A wiki is a website that allows staff, or members of a community of practice, to edit, add and delete content. A wiki can be an excellent platform for a Knowledge Asset.
These collaborative tools initially found favour among groups that were jointly creating complex documents such as standards and manuals. However, as the technology has evolved, and the ease of use of the wiki sites increased, they have started to be used to retain best practice in a form that allows it to be annotated by others. For example, engineers in one manufacturing company are using a wiki to store and share knowledge about the operation and maintenance of conveyor belts. In another example, an oil company is using the knowledge of experienced operators to build a wiki on the subject of bitumen production. Bitumen production is a tricky process, which requires considerable operator experience. This latter wiki is being updated from the results of learning interviews.
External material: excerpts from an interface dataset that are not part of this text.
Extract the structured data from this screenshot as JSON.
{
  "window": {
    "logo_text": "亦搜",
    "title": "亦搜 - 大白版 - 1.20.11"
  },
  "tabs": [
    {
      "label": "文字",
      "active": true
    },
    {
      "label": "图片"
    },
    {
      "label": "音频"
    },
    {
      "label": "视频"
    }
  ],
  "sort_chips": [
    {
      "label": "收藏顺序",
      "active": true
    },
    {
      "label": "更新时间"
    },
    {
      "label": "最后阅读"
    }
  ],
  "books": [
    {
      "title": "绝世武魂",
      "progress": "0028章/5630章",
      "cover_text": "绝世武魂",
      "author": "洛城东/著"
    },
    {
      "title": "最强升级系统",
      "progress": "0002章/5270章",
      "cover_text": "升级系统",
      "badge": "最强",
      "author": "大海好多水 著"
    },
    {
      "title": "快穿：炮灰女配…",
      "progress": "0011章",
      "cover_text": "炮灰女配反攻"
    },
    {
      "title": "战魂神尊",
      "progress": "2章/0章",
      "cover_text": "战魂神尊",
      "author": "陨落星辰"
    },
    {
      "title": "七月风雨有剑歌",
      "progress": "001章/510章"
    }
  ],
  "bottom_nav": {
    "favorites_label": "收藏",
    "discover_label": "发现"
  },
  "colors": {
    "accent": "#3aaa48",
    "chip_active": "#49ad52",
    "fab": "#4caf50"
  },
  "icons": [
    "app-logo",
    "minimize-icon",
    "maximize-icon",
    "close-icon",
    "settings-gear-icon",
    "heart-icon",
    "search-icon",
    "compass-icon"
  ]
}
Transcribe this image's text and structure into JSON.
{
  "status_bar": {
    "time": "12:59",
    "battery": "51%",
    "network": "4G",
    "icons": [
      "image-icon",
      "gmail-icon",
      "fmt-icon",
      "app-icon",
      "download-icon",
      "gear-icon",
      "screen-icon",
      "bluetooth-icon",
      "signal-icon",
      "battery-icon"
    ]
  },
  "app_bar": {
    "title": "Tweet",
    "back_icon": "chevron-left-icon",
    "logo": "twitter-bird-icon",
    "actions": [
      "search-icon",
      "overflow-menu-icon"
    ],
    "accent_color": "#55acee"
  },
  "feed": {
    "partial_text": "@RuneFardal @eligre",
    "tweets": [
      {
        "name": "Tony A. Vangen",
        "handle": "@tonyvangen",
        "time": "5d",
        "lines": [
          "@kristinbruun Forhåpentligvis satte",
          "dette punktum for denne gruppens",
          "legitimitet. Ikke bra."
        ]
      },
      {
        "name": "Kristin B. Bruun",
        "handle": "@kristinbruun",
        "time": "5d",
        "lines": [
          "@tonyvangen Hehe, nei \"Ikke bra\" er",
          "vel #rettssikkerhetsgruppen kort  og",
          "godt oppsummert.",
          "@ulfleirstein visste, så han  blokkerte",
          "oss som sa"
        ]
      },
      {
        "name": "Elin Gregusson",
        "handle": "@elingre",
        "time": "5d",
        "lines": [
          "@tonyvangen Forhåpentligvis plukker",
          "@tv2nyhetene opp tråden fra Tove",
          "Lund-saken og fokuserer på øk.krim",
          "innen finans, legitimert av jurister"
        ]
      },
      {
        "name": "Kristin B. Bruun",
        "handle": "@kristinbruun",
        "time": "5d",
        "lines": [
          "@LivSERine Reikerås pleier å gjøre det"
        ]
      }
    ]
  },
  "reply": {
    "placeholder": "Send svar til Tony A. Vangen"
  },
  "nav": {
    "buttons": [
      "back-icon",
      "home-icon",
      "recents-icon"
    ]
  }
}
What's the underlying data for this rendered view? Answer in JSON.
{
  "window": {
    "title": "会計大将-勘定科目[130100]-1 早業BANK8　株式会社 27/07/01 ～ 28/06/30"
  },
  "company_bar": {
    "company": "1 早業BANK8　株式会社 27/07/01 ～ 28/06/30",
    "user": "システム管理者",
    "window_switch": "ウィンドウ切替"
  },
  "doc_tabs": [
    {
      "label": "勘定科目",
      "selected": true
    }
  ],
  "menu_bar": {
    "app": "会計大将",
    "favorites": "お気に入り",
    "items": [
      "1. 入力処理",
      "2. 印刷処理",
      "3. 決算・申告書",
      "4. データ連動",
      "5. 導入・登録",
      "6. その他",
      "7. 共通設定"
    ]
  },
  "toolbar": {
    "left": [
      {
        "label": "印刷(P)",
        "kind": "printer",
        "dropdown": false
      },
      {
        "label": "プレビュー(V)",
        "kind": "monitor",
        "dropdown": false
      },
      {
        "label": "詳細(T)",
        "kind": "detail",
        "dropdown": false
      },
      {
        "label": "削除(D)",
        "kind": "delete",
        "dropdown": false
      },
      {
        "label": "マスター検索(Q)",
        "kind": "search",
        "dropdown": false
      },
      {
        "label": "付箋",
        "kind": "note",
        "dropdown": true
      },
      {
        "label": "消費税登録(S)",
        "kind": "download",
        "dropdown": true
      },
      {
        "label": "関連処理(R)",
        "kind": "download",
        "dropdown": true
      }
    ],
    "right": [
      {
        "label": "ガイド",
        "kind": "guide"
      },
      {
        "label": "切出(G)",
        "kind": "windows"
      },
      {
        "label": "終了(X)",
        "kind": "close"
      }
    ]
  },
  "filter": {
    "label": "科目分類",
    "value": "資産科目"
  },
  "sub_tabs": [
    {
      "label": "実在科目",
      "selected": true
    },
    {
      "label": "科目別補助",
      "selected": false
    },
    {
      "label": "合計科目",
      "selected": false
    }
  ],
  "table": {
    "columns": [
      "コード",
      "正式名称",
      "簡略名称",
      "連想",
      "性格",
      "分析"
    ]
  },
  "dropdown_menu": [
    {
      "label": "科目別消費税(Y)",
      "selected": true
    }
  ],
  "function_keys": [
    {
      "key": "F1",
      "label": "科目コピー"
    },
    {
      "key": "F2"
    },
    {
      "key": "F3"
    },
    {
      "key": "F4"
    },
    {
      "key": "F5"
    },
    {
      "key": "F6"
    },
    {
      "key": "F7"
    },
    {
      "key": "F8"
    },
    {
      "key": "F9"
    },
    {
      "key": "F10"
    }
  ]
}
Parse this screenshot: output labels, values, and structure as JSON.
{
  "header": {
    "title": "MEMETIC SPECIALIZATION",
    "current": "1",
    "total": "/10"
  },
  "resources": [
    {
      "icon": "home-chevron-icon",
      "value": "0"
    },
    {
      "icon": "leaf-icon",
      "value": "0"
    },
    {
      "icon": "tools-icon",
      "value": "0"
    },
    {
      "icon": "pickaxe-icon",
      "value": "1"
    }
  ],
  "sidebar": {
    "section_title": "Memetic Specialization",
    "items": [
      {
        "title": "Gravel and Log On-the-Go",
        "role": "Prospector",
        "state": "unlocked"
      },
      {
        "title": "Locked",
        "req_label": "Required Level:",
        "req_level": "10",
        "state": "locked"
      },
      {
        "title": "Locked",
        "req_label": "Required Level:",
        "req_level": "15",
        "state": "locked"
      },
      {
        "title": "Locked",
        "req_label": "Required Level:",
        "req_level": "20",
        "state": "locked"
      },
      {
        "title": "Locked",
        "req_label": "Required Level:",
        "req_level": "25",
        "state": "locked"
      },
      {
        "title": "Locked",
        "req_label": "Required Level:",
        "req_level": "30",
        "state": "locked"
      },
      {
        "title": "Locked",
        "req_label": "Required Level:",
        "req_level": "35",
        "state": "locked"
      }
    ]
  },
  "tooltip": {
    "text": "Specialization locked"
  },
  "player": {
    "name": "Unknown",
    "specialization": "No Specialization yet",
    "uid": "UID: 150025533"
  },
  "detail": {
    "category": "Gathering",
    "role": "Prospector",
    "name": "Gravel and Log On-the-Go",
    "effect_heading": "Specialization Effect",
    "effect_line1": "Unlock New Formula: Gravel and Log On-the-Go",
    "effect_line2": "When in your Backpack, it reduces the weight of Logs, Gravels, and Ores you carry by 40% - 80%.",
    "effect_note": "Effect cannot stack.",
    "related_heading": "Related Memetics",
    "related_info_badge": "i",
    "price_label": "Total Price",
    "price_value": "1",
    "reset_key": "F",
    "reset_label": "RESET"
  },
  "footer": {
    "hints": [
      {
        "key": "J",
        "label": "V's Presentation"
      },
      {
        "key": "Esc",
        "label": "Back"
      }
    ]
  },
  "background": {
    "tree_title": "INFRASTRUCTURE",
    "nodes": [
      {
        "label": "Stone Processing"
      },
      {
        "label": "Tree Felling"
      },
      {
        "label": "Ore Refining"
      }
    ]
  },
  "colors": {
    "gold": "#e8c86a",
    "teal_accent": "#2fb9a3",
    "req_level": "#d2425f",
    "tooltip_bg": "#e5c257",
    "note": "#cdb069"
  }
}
Shell make extensive use of a wiki as a corporate knowledge base. The Shell wiki was launched in 2006, to provide access to operational business know-how as well as general knowledge on the Shell organisation, and to make available training material from the Shell University. The content of the wiki was originally created by subject matter experts, but the articles are open to comment by readers, and will be updated if these comments identify new lessons or other process improvements. A good way of getting started with wikis is to put the current practice, or the current 'way of doing something', onto the site, and ask staff to contribute their experience and ideas on how to improve it. Through this process, it is possible to tap rapidly into a wide range of experience. Once the experiences have been shared and best practice developed, this should be taken off the wiki site and put somewhere more permanent.
Wikis are often assumed to involve informal, bottom-up technology, designed to draw on the wisdom of crowds. The often quoted example is Wikipedia, with no formal content-ownership roles (though the editorial roles are becoming far stronger), with voluntary ad hoc submission, and with edits by the readership. However, the major drawback of the Wikipedia model is that it requires a huge user base. There is a much-published rule applied to voluntary wikis, the 1:9:90 rule. This states that for any one wiki, the majority of content will come from 1 per cent of the user base; a further 9 per cent will add some, more minor, content; and 90 per cent of users will never contribute at all. The wiki, under this model, taps a tiny percentage of the company knowledge.
Successful wikis in commercial firms or public sector organisations use a different approach, ensuring that each wiki is part of a Knowledge Management Framework, with clear roles, ownership and accountabilities, with clear processes for updating and "feeding" the wiki, and with clear governance structures.